Yesterday was our 1st Blessing of Animals! And by so many measures it was a great success. Connections were made with our Duncan community, and new relationships began to be formed. Did you see the amazing coverage we got last night on Channel 7? If you missed, it, full coverage is at www.kswo.com/story/36549287/families-get-their-pets-blessed-by-local-pastor
Please share that story on social media, even if you aren’t a social media fan. It truly helps the church. It’s your minute for evangelism for the day!
Well anyway, in the rush to get back home to watch some of the Packer game, I must have forgotten to wash my hands. I got home and my little Pomeranian dog, Bentley, gave me a serious sniffing-over. He would not stop, following me around, snorting and upset by the violations of my attention to other dogs! He was determined to figure out all I had been up to. When I opened up Matthew’s Gospel today and saw it was dealing with purification I thought of my doggy hands yesterday. Pass the Purel!

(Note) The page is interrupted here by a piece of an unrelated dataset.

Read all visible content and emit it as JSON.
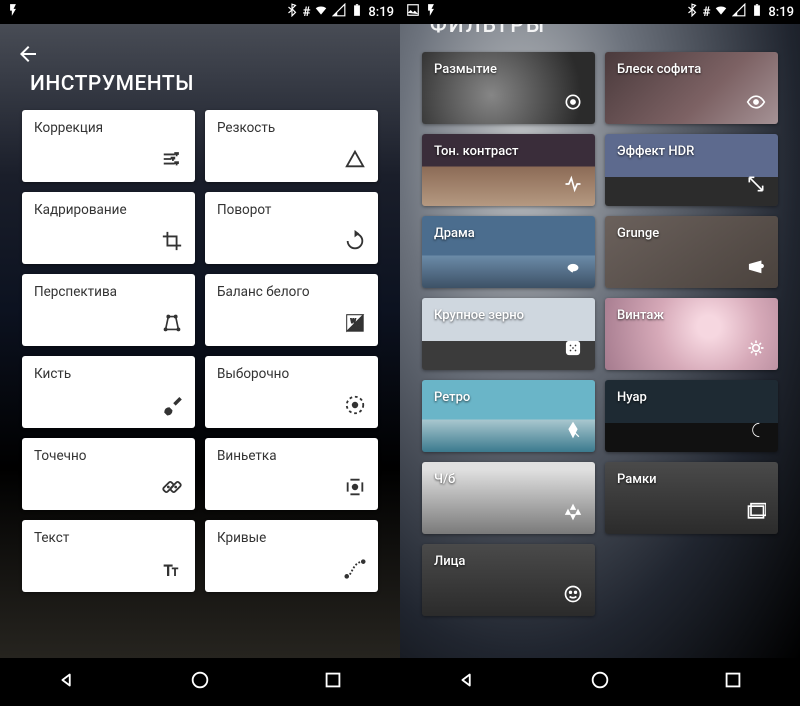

Jesus heals the Gadarene demoniacs. You know how this purification story goes, right? It’s wacky. The two possessed souls of Matthew’s gospel end up pure, and the demon begs to be sent into the herd of swine. Jesus obliges. The pigs then drown themselves. How bizarre.
But Matthew is not so much concerned with purity, as he seems to be announcing a battle for power. Jesus is named by the demons, an act of power, and one that is often viewed as the demons trying to gain the upper hand on their exorcist, because knowing the name of a person is to have power over them.
So perhaps the demons did not drown themselves, but Jesus maintained the power and forced the pigs to drown.
Either way, it is strange. And the people in the town know this and want nothing to do with this man Jesus. They want him to leave.
How true this often is in our world. As a sinful people, we secretly like things the way they are and we don’t want change. We secretly don’t want purity. We don’t want unity. We don’t want to be healed or truly experience the power of God. Instead, we want to be in control!
Ultimately, we don’t want change. Change is stress.
There are ordination vows in the Presbyterian Church that all elders and ministers take. One deals with Peace, Unity, and Purity. It is seemingly an easy vow to take, but one that is hard to live up to. And there are many in our church today who have become obsessed with breaking it – mainly the peace and unity part, instead liking to fight.
What does peace look like in our day? Beyond the wars, beyond guns and racial tensions, I am talking about an inner peace. To be called into a holy life with God means more than just praying or reading scripture, but to let go of the world and of control. Submission and humility wrap themselves in this quest for purity, unity, and peace.
I think of those dogs who go to obedience school, and learn submission in the best way possible. How can we give our lives over to the Master, knowing he will take care of all our needs? I think of my little dog Bentley, who only truly calms down, who only knows true peace, when he has figured out who is Top Dog. At the top is a picture of Bentley when he is not at peace!
What does unity look like? How are we to live together in harmony with a variety of theological perspectives? Paul and Peter struggled with unity. But in the end they saw their unity in Christ and how to live as the body of Christ. Instead of fragmenting and dissenting, we are called to live a life of togetherness.
And what does purity look like? Certainly it is not as trite as “pass the Purel.” And certainly it is not keeping Kosher. This story blows that argument to pieces. Instead, we are called to live a holy life, with Christ in control, guiding our thoughts and actions in love, and joy, and peace.
Only when we connect into Christ do we find that pure peace that transforms lives and brings pure joy.